** PROBLEM TO WORK ON **
Copy every line of the records that includes the word "title".

** GIVEN ENTRIES **
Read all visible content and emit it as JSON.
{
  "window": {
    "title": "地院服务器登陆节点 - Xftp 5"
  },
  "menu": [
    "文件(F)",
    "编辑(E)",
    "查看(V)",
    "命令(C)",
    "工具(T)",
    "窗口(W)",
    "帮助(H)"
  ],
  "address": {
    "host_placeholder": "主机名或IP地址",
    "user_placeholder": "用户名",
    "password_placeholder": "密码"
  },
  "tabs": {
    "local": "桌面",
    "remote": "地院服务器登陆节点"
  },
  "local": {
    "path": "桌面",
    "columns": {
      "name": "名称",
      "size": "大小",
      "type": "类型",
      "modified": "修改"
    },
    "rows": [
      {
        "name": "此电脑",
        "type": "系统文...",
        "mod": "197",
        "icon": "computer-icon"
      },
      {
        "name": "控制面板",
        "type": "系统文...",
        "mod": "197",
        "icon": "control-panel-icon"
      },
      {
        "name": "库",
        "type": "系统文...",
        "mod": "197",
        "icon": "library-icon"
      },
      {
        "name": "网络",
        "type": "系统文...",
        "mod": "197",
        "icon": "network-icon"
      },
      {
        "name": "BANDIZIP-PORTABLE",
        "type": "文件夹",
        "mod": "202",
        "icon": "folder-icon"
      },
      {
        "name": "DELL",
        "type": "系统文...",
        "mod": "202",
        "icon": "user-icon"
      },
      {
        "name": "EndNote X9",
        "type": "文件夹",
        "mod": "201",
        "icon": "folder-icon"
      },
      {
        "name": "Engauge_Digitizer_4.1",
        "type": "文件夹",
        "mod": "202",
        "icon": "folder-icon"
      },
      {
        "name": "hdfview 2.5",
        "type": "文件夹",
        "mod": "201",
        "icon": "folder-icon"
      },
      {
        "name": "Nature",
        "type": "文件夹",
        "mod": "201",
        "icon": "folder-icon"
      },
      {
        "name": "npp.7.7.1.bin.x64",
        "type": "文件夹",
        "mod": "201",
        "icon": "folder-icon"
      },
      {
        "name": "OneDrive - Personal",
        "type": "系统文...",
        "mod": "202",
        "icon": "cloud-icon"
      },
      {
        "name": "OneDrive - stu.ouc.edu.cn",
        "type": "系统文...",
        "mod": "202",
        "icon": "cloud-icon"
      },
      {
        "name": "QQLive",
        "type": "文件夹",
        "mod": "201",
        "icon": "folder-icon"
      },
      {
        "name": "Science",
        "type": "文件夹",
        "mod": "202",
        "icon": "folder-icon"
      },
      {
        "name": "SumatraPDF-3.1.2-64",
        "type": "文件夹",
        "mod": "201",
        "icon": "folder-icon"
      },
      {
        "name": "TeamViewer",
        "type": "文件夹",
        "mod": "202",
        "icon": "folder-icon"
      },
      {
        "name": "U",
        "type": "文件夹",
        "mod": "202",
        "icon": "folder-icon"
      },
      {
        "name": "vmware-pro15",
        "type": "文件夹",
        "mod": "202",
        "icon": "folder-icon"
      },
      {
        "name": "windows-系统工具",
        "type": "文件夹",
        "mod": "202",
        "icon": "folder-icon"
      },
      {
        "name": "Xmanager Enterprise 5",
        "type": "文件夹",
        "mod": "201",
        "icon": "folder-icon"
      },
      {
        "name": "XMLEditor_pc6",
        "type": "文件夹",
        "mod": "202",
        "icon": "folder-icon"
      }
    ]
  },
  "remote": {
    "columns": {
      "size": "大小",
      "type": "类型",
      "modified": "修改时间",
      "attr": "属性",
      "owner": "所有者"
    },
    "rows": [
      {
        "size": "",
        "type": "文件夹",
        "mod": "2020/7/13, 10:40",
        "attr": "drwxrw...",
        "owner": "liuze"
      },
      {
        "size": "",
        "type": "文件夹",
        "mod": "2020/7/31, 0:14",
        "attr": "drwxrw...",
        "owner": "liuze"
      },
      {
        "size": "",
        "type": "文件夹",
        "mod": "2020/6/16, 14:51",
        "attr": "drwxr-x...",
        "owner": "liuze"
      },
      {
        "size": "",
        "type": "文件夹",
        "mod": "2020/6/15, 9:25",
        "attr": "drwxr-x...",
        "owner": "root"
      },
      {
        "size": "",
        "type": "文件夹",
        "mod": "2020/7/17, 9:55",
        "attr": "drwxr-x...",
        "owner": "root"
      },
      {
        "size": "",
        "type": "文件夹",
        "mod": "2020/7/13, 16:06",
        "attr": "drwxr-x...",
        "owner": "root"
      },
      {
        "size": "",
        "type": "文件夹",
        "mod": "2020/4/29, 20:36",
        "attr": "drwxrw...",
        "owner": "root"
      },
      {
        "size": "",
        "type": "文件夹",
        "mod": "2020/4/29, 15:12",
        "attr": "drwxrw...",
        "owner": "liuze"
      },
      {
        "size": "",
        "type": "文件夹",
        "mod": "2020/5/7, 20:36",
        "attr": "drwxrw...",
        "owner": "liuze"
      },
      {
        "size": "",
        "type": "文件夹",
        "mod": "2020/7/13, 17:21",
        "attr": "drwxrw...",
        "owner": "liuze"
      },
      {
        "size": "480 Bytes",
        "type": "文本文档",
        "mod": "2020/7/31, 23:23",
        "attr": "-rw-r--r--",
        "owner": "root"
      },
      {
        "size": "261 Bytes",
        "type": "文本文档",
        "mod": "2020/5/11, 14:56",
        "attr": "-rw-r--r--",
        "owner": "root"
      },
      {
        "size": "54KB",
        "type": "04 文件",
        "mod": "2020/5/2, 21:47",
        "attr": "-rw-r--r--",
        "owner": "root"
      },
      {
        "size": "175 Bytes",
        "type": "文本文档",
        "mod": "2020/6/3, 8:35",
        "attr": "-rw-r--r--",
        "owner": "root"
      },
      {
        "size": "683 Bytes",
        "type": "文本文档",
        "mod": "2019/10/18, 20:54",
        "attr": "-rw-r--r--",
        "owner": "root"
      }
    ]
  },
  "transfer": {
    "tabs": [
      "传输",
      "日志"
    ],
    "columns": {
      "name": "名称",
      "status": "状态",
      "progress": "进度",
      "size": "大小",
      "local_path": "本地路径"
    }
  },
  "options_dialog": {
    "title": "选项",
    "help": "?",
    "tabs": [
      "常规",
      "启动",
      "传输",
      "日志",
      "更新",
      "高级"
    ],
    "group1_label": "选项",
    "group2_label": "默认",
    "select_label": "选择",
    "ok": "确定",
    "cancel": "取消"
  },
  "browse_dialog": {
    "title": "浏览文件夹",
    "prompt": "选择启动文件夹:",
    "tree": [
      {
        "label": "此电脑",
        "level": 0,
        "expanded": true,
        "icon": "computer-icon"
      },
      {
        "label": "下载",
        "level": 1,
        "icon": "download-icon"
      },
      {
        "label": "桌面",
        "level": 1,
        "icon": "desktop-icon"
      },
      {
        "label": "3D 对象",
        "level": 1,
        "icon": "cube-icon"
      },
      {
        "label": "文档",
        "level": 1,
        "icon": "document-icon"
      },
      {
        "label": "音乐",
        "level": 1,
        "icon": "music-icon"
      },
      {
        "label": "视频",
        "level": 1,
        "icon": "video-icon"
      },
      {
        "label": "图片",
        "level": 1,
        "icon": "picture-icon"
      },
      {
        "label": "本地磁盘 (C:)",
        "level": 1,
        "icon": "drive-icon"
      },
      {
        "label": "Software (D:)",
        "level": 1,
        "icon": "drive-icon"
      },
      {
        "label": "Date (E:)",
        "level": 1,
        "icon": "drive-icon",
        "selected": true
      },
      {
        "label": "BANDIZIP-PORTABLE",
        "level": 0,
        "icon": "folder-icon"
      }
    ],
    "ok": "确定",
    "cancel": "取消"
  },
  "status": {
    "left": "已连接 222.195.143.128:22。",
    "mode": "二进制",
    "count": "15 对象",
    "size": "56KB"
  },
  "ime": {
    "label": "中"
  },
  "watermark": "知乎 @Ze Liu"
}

** RESULT BELOW **
    "title": "地院服务器登陆节点 - Xftp 5"
    "title": "选项",
    "title": "浏览文件夹",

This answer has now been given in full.